The impasse has left the future of the startup automaker in doubt and considering bankruptcy as an option.
In April, Foxconn informed Lordstown Motors that it was not obligated to close on a purchase of approximately 10% of Class A stock for $47.3 million because Lordstown Motors had received a delisting notification from Nasdaq, citing that its stock had failed to meet the minimum $1 bid price for 30 consecutive business days.
To remedy this, Lordstown Motors initiated a 1 to 15 reverse stock split that boosted its shares above the $1 minimum.
Nasdaq informed Lordstown Motors June 7 that the company was now compliant.
The reverse stock split combines 15 shares into a single unit, thereby adjusting the stock value of a single share, but reduces the number of shares.

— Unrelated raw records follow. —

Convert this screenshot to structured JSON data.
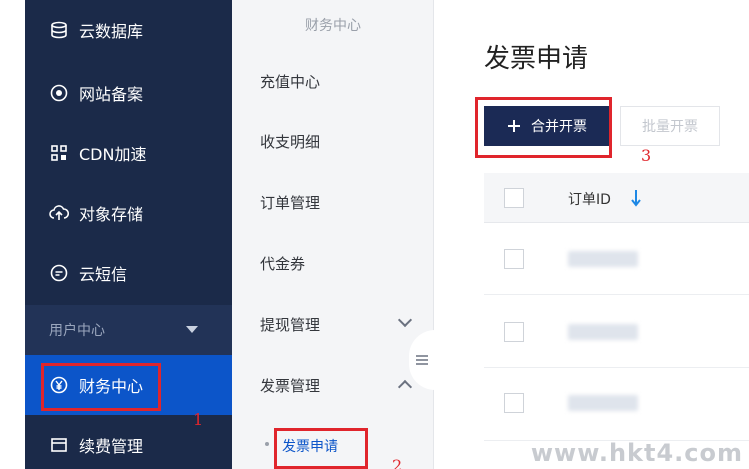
{
  "sidebar": {
    "items": [
      {
        "label": "云数据库",
        "icon": "database-icon"
      },
      {
        "label": "网站备案",
        "icon": "record-icon"
      },
      {
        "label": "CDN加速",
        "icon": "grid-icon"
      },
      {
        "label": "对象存储",
        "icon": "cloud-upload-icon"
      },
      {
        "label": "云短信",
        "icon": "message-icon"
      }
    ],
    "group_label": "用户中心",
    "group_items": [
      {
        "label": "财务中心",
        "icon": "yen-icon",
        "active": true
      },
      {
        "label": "续费管理",
        "icon": "window-icon"
      }
    ]
  },
  "subnav": {
    "title": "财务中心",
    "items": [
      "充值中心",
      "收支明细",
      "订单管理",
      "代金券",
      "提现管理",
      "发票管理"
    ],
    "selected": "发票申请"
  },
  "main": {
    "title": "发票申请",
    "merge_button": "合并开票",
    "batch_button": "批量开票",
    "table": {
      "column": "订单ID"
    }
  },
  "annotations": {
    "n1": "1",
    "n2": "2",
    "n3": "3"
  },
  "watermark": "www.hkt4.com",
  "colors": {
    "sidebar": "#1b2a49",
    "active": "#0c55c9",
    "highlight": "#e0252c",
    "primary_button": "#1b2a55",
    "sort_arrow": "#1e88e5"
  }
}
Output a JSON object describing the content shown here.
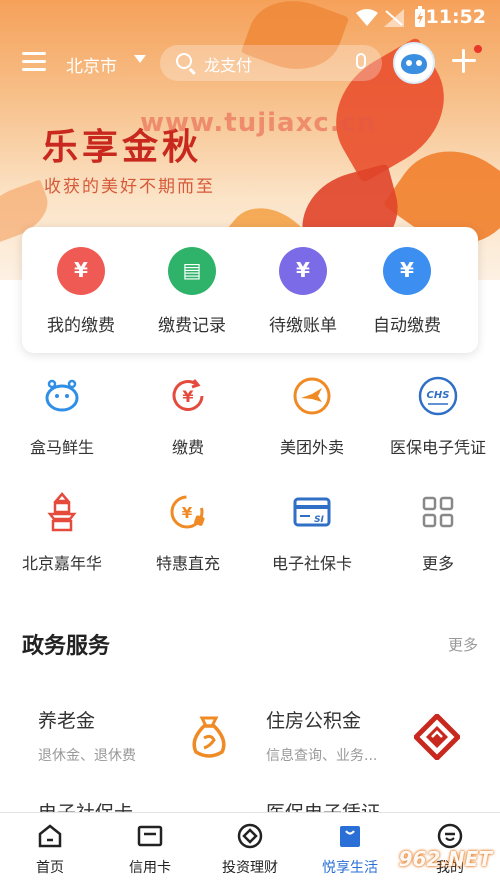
{
  "status_bar": {
    "time": "11:52"
  },
  "top_nav": {
    "city": "北京市",
    "search_placeholder": "龙支付"
  },
  "banner": {
    "title": "乐享金秋",
    "subtitle": "收获的美好不期而至",
    "watermark": "www.tujiaxc.cn"
  },
  "payment_card": [
    {
      "label": "我的缴费",
      "icon": "wallet-yen-icon",
      "color": "#ef5b54"
    },
    {
      "label": "缴费记录",
      "icon": "clipboard-icon",
      "color": "#2fb36a"
    },
    {
      "label": "待缴账单",
      "icon": "bill-yen-icon",
      "color": "#7b6be6"
    },
    {
      "label": "自动缴费",
      "icon": "monitor-yen-icon",
      "color": "#3c8ff0"
    }
  ],
  "services": [
    {
      "label": "盒马鲜生",
      "icon": "hippo-icon"
    },
    {
      "label": "缴费",
      "icon": "yen-refresh-icon"
    },
    {
      "label": "美团外卖",
      "icon": "kangaroo-icon"
    },
    {
      "label": "医保电子凭证",
      "icon": "chs-badge-icon"
    },
    {
      "label": "北京嘉年华",
      "icon": "pagoda-icon"
    },
    {
      "label": "特惠直充",
      "icon": "yen-tag-icon"
    },
    {
      "label": "电子社保卡",
      "icon": "si-card-icon"
    },
    {
      "label": "更多",
      "icon": "grid-four-icon"
    }
  ],
  "gov_services": {
    "title": "政务服务",
    "more": "更多",
    "items": [
      {
        "title": "养老金",
        "subtitle": "退休金、退休费",
        "icon": "money-bag-icon"
      },
      {
        "title": "住房公积金",
        "subtitle": "信息查询、业务...",
        "icon": "housing-fund-icon"
      },
      {
        "title": "电子社保卡",
        "subtitle": ""
      },
      {
        "title": "医保电子凭证",
        "subtitle": ""
      }
    ]
  },
  "tabbar": [
    {
      "label": "首页",
      "icon": "home-icon",
      "active": false
    },
    {
      "label": "信用卡",
      "icon": "credit-card-icon",
      "active": false
    },
    {
      "label": "投资理财",
      "icon": "investment-icon",
      "active": false
    },
    {
      "label": "悦享生活",
      "icon": "lifestyle-bag-icon",
      "active": true
    },
    {
      "label": "我的",
      "icon": "profile-icon",
      "active": false
    }
  ],
  "watermark_corner": "962.NET"
}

However, Foxconn informed Lordstown Motors in a letter June 5 that the investment agreement does not allow for an adjustment of the number of shares its obligated to purchase. Under Foxconn’s interpretation, the Taiwanese tech giant would have the rights to purchase more than 60% of the company’s stock after adjustments because of the reverse stock split.
“Please promptly identify whether LMC intends to take the position that Foxconn’s purchase right under the Subsequent Common Closing should be adjusted in light of LMC’s reverse stock split and, if LMC intends to take the position that it should be adjusted, further identify the basis for such position,” the Foxconn letter stated.
Lordstown Motors attorneys responded in a letter June 7, suggesting that Foxconn was either sabotaging the deal or initiating an attempted takeover of the company.
“It cannot be a coincidence that only now, after Foxconn’s pretext for failing to close has been removed, that you raise this new, and equally baseless, argument that Foxconn can now acquire 62.8% of the outstanding common stock, effective control of the company, for the same price it agreed to pay for 10%,” the letter states.
Lordstown Motors says that Foxconn is limited to owning no more than 19.9% of company shares.
“Whether Foxconn’s most recent maneuver is another effort to sabotage the subsequent common closing or an attempt to capture a windfall and seize control of the company, it will not succeed,” the letter stated.
Lordstown Motors stock, which trades under the ticker RIDE, closed June 8 up 2.4% at $3.20.
In May 2022, Foxconn purchased Lordstown Motors’ plant for $230 million and signed a contract manufacturing agreement to produce the all-electric Endurance pickup.
“In light of Foxconn’s conduct, the company believes that it is unlikely that Foxconn will complete the subsequent common closing,” Lordstown Motors said. “The company believes that Foxconn’s various breaches of the investment agreement and pattern of bad faith have caused material and irreparable harm to the company. Absent a prompt resolution, the company intends to enforce its rights through litigation.”